Rice labeled with South Korea as the place of origin is being openly sold in North Korea’s markets. The bags are clearly labelled ‘Republic of Korea’ and bear the name of the district in South Korea where it was grown, according to sources inside the country.
“In front of a vendor stall, there’s a sign that reads ‘Rice from the plains of Honam’. It means the rice is from South Korea,” a source in North Pyongan Province told Daily NK. Honam is the largest rice-growing region in South Korea and North Korean merchants are openly displaying the name.
“Republic of Korea is written on the rice bags and they also state whether they’re from Seoul or the rural areas. Rumors usually precede the arrival of South Korean rice in the market, which happens occasionally,” said the source.
However, it has yet to be confirmed whether the South Korean rice circulating in North Korea’s markets is actually from the South.

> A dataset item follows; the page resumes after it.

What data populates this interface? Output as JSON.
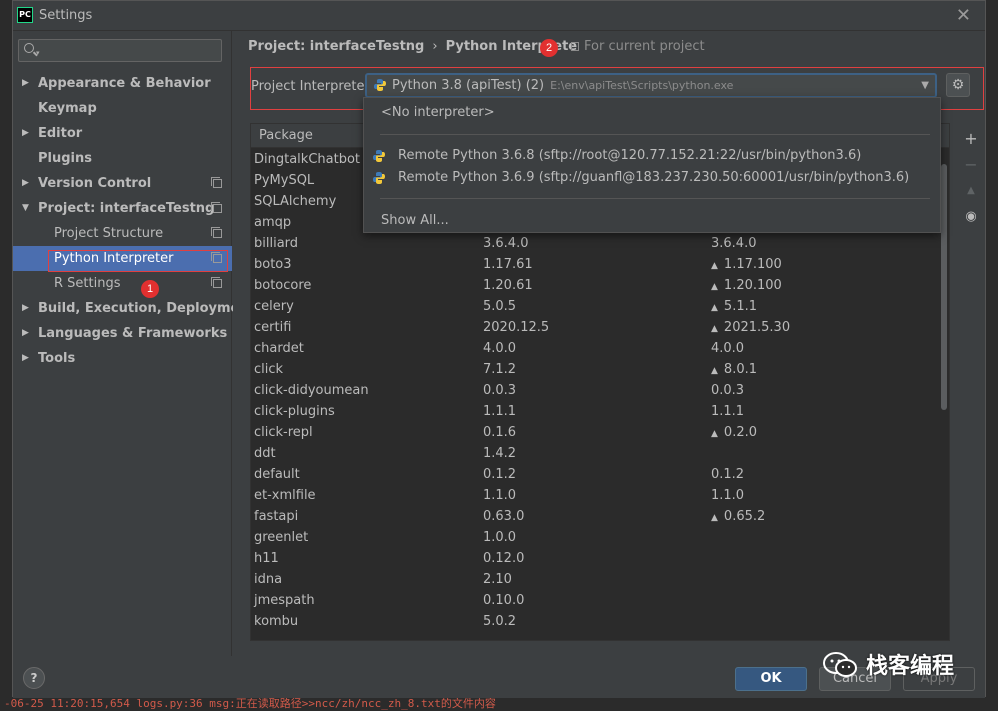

Some merchants may simply be trying to make more money by falsely claiming the place of origin, as products from South Korea are often preferred.

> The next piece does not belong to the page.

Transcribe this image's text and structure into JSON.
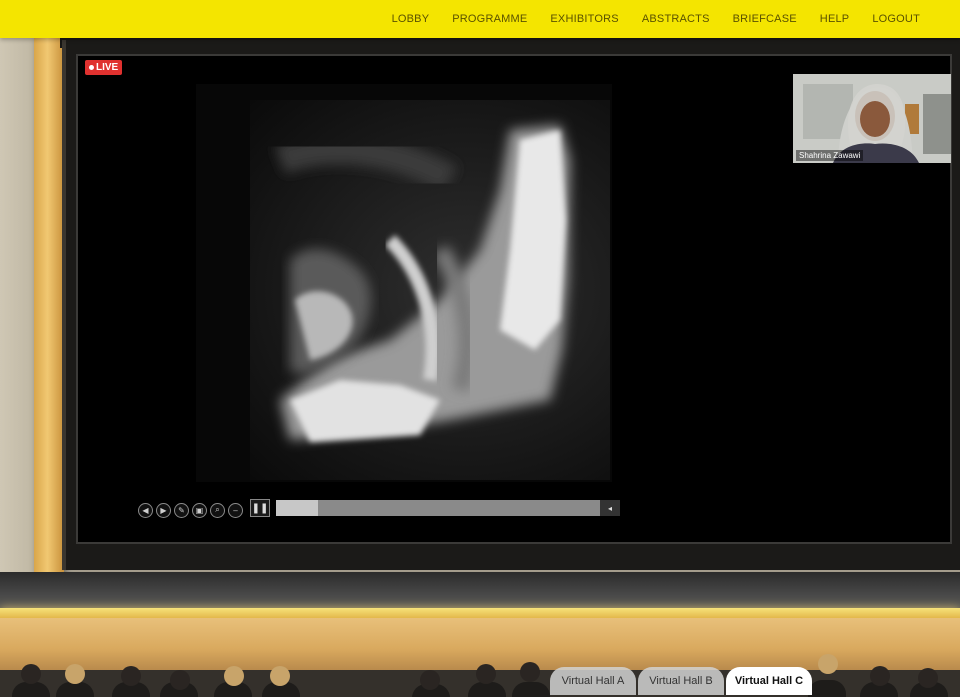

“It’s more expensive than rice from China, but 400 won cheaper than rice from North Korea,” said the source.
As of July 15 in one market in North Pyongan Province, North Korean rice was being sold for 4800 won per kilo, while South Korean rice was at 4400 won, and Chinese rice at 4150 won.
However, poorer North Korean residents tend to buy cheaper rice, which still sells better in the markets.

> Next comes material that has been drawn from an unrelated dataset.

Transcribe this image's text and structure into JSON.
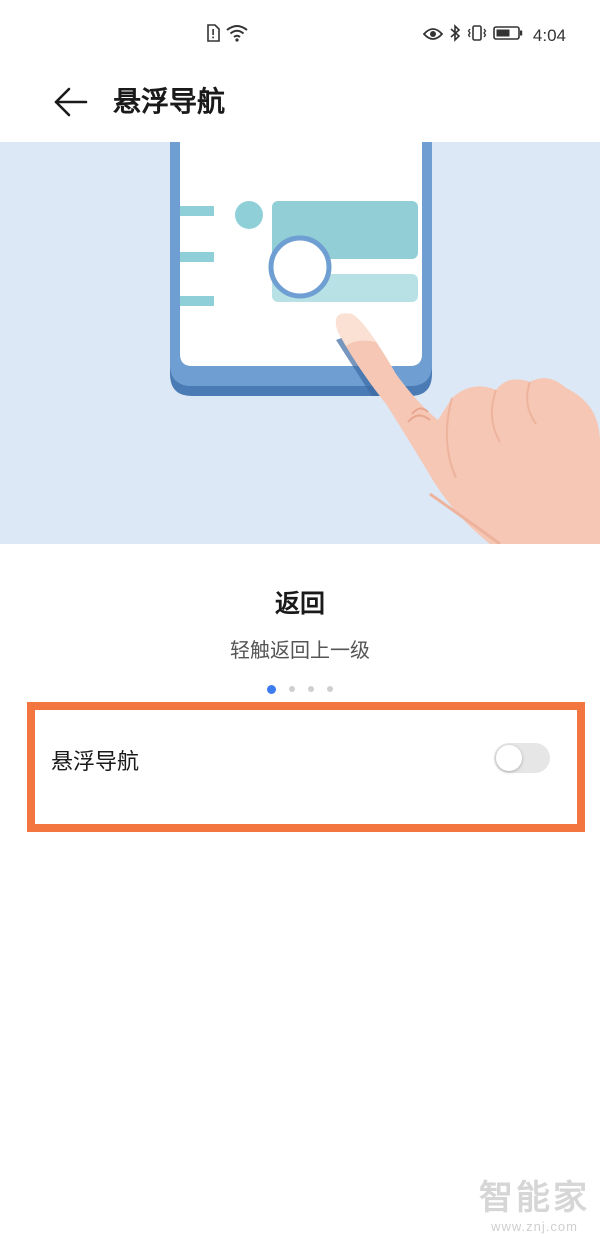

The market management staff are not taking steps to prevent the merchants from selling the South Korean produce.
“They don’t crack down on it; they leave food alone. They used to be strict about it before, but from about three years ago, they started loosening up and now merchants offer South Korean rice,” said a separate source in North Pyongan Province.
He added that many of those who work in the markets have formed mutual symbiotic relationships, with rice merchants sharing inspection dates, updates and information with each other, while inspection units often give merchants forewarning before conducting a raid.
“The inspectors themselves do not want to make a fuss over rice when people are having difficulty making ends meet. As long as officials from the central government do not catch the merchants, it will be fine. If the merchants properly hide South Korean rice during a raid, then there’s no problem,” he said.
Last week, North Korea refused to accept South Korea’s food aid–via the World Food Programme (WFP)–citing disapproval of Seoul’s plan to conduct joint military exercise with the U.S. this month.
However, earlier this week an official from South Korea’s Ministry of Unification said that discussions are still underway between the WFP and North Korea regarding the rice provision.
Some in North Korea are reacting cynically toward the South Korean government’s intention to send food aid. “We [North Koreans] bought rice labelled Republic of Korea at a market before. We have never received aid. Ordinary people are not expecting rice aid,” a source in Pyongyang said.
“If South Korean rice is brought into North Korea, rice prices in the markets will fall. Residents do not always eat cheap North Korean rice; they tend to buy the cheapest.”